- Aim of the exercise
Each line below should be restated exactly, with nothing dropped.

- Exercise data

────────────────────

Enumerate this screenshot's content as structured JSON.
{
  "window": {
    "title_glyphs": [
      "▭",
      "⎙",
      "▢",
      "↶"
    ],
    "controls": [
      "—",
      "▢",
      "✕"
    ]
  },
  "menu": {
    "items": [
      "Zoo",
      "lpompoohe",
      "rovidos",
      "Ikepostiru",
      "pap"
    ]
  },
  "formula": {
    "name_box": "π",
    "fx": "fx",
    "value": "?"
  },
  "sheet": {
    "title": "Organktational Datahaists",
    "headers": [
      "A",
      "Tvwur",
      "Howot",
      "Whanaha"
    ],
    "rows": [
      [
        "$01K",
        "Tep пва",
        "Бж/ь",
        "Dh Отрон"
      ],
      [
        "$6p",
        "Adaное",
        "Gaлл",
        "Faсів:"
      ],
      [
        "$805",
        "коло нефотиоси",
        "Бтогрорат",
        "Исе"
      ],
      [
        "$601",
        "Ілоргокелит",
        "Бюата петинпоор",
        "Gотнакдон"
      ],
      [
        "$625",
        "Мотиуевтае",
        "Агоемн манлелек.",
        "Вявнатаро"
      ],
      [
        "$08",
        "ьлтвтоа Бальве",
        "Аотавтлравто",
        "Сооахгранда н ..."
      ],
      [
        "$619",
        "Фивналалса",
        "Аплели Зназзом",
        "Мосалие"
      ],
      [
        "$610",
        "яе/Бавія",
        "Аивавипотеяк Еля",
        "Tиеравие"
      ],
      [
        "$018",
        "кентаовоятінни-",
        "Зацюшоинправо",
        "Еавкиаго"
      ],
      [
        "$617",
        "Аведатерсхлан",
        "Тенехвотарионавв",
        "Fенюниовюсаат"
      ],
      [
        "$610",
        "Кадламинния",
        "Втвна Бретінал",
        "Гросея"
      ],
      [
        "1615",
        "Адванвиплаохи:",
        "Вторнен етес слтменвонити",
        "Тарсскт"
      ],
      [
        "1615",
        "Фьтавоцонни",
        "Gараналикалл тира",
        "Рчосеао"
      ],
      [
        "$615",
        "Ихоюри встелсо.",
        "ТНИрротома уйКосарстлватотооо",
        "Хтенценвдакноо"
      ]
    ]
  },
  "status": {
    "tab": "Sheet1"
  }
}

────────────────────

- Solution to the exercise
Enumerate this screenshot's content as structured JSON.
{
  "window": {
    "title_glyphs": [
      "▭",
      "⎙",
      "▢",
      "↶"
    ],
    "controls": [
      "—",
      "▢",
      "✕"
    ]
  },
  "menu": {
    "items": [
      "Zoo",
      "lpompoohe",
      "rovidos",
      "Ikepostiru",
      "pap"
    ]
  },
  "formula": {
    "name_box": "π",
    "fx": "fx",
    "value": "?"
  },
  "sheet": {
    "title": "Organktational Datahaists",
    "headers": [
      "A",
      "Tvwur",
      "Howot",
      "Whanaha"
    ],
    "rows": [
      [
        "$01K",
        "Tep пва",
        "Бж/ь",
        "Dh Отрон"
      ],
      [
        "$6p",
        "Adaное",
        "Gaлл",
        "Faсів:"
      ],
      [
        "$805",
        "коло нефотиоси",
        "Бтогрорат",
        "Исе"
      ],
      [
        "$601",
        "Ілоргокелит",
        "Бюата петинпоор",
        "Gотнакдон"
      ],
      [
        "$625",
        "Мотиуевтае",
        "Агоемн манлелек.",
        "Вявнатаро"
      ],
      [
        "$08",
        "ьлтвтоа Бальве",
        "Аотавтлравто",
        "Сооахгранда н ..."
      ],
      [
        "$619",
        "Фивналалса",
        "Аплели Зназзом",
        "Мосалие"
      ],
      [
        "$610",
        "яе/Бавія",
        "Аивавипотеяк Еля",
        "Tиеравие"
      ],
      [
        "$018",
        "кентаовоятінни-",
        "Зацюшоинправо",
        "Еавкиаго"
      ],
      [
        "$617",
        "Аведатерсхлан",
        "Тенехвотарионавв",
        "Fенюниовюсаат"
      ],
      [
        "$610",
        "Кадламинния",
        "Втвна Бретінал",
        "Гросея"
      ],
      [
        "1615",
        "Адванвиплаохи:",
        "Вторнен етес слтменвонити",
        "Тарсскт"
      ],
      [
        "1615",
        "Фьтавоцонни",
        "Gараналикалл тира",
        "Рчосеао"
      ],
      [
        "$615",
        "Ихоюри встелсо.",
        "ТНИрротома уйКосарстлватотооо",
        "Хтенценвдакноо"
      ]
    ]
  },
  "status": {
    "tab": "Sheet1"
  }
}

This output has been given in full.